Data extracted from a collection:
--
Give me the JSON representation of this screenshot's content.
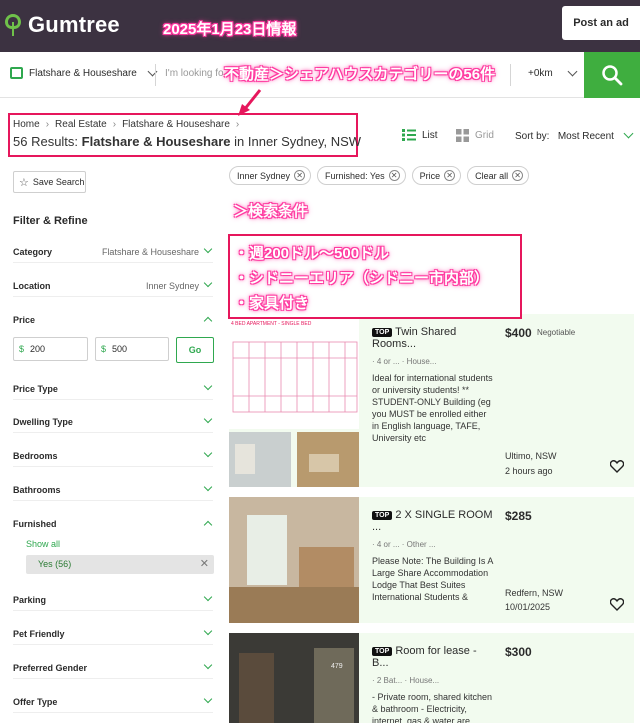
{
  "header": {
    "logo_text": "Gumtree",
    "post_ad_label": "Post an ad",
    "overlay_date": "2025年1月23日情報"
  },
  "search": {
    "category": "Flatshare & Houseshare",
    "keyword_placeholder": "I'm looking fo",
    "radius": "+0km",
    "overlay_category": "不動産＞シェアハウスカテゴリーの56件"
  },
  "breadcrumb": [
    "Home",
    "Real Estate",
    "Flatshare & Houseshare"
  ],
  "results": {
    "count_text": "56 Results:",
    "category_bold": "Flatshare & Houseshare",
    "location_text": "in Inner Sydney, NSW"
  },
  "view": {
    "list_label": "List",
    "grid_label": "Grid",
    "sort_label": "Sort by:",
    "sort_value": "Most Recent"
  },
  "sidebar": {
    "save_search": "Save Search",
    "filter_title": "Filter & Refine",
    "category_label": "Category",
    "category_value": "Flatshare & Houseshare",
    "location_label": "Location",
    "location_value": "Inner Sydney",
    "price_label": "Price",
    "price_min": "200",
    "price_max": "500",
    "go_label": "Go",
    "price_type": "Price Type",
    "dwelling_type": "Dwelling Type",
    "bedrooms": "Bedrooms",
    "bathrooms": "Bathrooms",
    "furnished": "Furnished",
    "show_all": "Show all",
    "furnished_chip": "Yes (56)",
    "parking": "Parking",
    "pet_friendly": "Pet Friendly",
    "preferred_gender": "Preferred Gender",
    "offer_type": "Offer Type"
  },
  "chips": [
    "Inner Sydney",
    "Furnished: Yes",
    "Price",
    "Clear all"
  ],
  "overlay": {
    "search_title": "＞検索条件",
    "cond1": "・週200ドル～500ドル",
    "cond2": "・シドニーエリア（シドニー市内部）",
    "cond3": "・家具付き"
  },
  "listings": [
    {
      "badge": "TOP",
      "title": "Twin Shared Rooms...",
      "meta": "· 4 or ...   · House...",
      "desc": "Ideal for international students or university students! ** STUDENT-ONLY Building (eg you MUST be enrolled either in English language, TAFE, University etc",
      "price": "$400",
      "negotiable": "Negotiable",
      "location": "Ultimo, NSW",
      "time": "2 hours ago",
      "photo_caption": "4 BED APARTMENT - SINGLE BED"
    },
    {
      "badge": "TOP",
      "title": "2 X SINGLE ROOM ...",
      "meta": "· 4 or ...   · Other ...",
      "desc": "Please Note: The Building Is A Large Share Accommodation Lodge That Best Suites International Students &",
      "price": "$285",
      "location": "Redfern, NSW",
      "time": "10/01/2025"
    },
    {
      "badge": "TOP",
      "title": "Room for lease - B...",
      "meta": "· 2 Bat...   · House...",
      "desc": "- Private room, shared kitchen & bathroom - Electricity, internet, gas & water are included in rent",
      "price": "$300"
    }
  ],
  "colors": {
    "header": "#3c3241",
    "accent": "#3fae3f",
    "highlight": "#e6175c",
    "listing_bg": "#f2fbef"
  }
}
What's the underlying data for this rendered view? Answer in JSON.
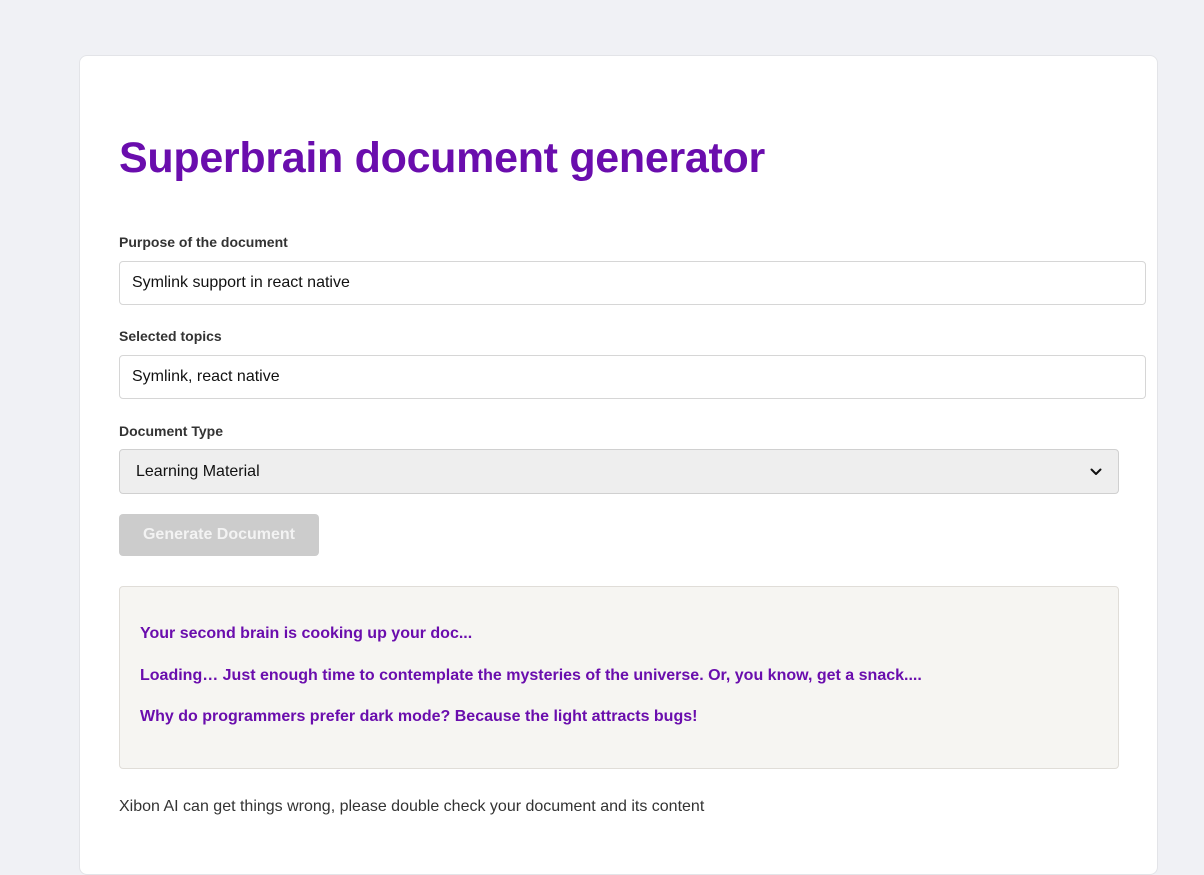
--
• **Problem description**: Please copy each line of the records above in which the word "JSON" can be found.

• **Exercise solution**:
Give me the JSON representation of this screenshot's content.
What's the underlying data for this rendered view? Answer in JSON.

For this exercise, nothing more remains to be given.